● SUPPLIED DATA
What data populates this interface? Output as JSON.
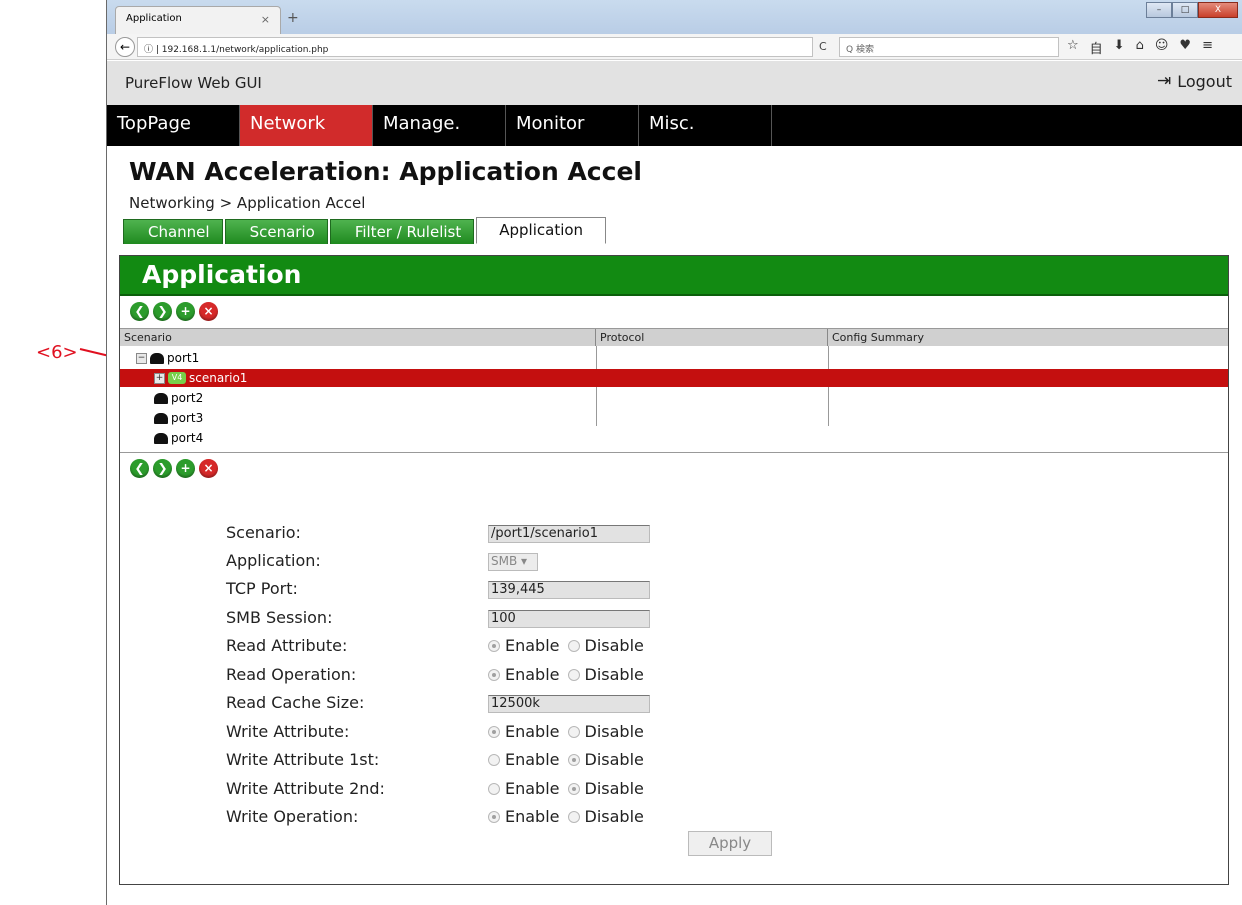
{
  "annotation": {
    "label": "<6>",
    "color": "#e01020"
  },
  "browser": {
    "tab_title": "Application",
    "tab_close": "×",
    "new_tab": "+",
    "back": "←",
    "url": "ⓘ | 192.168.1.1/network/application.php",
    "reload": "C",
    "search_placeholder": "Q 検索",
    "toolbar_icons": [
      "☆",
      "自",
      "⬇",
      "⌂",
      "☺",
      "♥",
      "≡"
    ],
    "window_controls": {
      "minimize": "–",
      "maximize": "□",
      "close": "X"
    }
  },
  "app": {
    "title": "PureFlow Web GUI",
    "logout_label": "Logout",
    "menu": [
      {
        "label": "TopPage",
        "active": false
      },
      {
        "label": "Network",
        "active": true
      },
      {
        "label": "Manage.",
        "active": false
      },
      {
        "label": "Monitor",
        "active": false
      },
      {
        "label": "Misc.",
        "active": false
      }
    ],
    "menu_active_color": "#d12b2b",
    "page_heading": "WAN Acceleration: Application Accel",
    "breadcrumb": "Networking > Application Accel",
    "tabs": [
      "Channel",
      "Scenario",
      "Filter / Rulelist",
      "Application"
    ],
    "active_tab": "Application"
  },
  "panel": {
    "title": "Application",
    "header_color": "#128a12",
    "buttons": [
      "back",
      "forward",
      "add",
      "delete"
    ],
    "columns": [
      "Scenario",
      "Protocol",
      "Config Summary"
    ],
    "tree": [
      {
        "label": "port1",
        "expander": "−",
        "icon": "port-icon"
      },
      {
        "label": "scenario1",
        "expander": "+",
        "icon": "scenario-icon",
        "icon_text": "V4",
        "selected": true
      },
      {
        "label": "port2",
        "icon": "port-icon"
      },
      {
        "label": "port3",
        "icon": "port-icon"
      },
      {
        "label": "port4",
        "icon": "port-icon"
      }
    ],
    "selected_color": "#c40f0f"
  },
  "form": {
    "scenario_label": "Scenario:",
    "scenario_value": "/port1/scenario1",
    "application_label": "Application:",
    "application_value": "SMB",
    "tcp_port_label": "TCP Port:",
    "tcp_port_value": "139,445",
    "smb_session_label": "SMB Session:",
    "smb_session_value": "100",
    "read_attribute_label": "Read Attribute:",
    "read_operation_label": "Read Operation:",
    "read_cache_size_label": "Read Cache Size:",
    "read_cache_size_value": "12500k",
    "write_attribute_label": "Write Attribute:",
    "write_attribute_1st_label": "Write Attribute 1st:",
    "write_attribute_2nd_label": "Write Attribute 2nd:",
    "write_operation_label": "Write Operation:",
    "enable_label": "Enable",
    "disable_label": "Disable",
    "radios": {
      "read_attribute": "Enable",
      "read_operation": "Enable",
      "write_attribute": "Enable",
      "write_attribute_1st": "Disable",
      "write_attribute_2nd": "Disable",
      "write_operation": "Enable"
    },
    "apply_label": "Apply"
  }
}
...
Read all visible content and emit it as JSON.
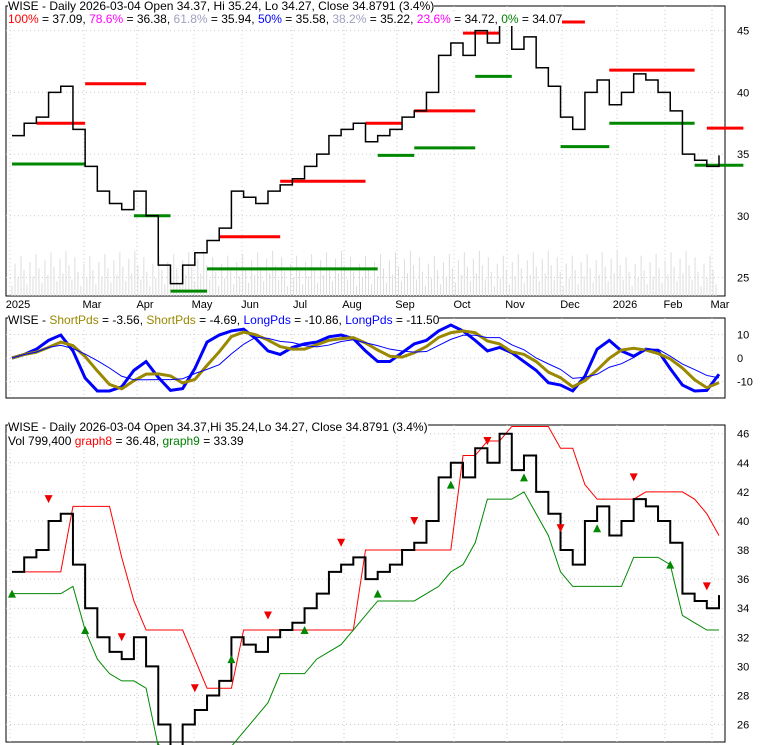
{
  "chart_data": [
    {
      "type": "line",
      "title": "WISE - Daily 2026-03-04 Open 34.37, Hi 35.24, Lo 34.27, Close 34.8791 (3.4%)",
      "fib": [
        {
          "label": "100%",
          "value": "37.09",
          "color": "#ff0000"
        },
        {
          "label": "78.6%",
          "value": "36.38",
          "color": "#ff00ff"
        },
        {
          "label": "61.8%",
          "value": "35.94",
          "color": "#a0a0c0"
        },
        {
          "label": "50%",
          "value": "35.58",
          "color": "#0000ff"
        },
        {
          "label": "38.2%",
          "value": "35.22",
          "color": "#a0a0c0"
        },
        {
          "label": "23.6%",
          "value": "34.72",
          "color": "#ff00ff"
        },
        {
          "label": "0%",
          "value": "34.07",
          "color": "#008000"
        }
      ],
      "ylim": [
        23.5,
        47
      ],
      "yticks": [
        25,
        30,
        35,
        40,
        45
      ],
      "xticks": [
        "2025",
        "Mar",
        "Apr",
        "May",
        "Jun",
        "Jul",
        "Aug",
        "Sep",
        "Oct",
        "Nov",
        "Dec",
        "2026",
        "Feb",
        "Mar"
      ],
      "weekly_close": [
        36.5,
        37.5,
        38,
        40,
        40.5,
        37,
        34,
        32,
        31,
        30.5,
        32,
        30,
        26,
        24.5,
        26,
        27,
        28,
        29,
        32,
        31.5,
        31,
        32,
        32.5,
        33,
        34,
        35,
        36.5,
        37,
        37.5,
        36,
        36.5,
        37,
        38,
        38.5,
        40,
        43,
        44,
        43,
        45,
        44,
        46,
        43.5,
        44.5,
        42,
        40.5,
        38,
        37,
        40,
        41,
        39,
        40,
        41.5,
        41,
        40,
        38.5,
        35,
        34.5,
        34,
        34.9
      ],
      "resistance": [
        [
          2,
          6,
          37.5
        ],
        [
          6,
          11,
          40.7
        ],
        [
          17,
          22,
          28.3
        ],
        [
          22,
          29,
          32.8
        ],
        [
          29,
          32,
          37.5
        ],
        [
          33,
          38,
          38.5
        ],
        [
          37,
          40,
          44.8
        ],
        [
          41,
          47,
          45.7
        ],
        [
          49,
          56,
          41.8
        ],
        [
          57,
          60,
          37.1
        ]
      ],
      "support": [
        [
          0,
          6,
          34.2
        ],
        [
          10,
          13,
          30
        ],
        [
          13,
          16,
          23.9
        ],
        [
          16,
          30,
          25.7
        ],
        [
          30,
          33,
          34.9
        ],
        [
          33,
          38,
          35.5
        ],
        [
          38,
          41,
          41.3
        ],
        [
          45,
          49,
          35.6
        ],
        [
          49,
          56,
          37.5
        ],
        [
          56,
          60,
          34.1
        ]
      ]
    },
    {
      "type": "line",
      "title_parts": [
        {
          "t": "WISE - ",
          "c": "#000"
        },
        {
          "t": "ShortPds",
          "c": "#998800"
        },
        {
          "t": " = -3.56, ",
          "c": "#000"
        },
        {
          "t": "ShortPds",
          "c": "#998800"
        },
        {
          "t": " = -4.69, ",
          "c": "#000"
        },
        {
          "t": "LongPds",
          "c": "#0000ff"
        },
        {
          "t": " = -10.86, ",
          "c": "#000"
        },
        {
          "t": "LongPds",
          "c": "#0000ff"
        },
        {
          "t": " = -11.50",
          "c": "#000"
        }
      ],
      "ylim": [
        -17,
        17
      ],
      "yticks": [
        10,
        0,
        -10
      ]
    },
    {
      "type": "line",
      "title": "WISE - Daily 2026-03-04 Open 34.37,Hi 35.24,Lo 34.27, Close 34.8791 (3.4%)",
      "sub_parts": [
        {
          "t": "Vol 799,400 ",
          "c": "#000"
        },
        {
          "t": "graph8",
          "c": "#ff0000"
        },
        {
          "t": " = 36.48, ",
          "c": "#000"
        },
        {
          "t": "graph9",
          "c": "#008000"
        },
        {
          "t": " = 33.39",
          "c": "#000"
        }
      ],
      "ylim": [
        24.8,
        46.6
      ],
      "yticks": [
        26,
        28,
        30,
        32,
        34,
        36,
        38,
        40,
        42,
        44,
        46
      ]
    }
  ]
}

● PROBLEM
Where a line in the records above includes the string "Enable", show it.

● SOLUTION FOR THIS EXERCISE
    "enable_label": "Enable",
      "read_attribute": "Enable",
      "read_operation": "Enable",
      "write_attribute": "Enable",
      "write_operation": "Enable"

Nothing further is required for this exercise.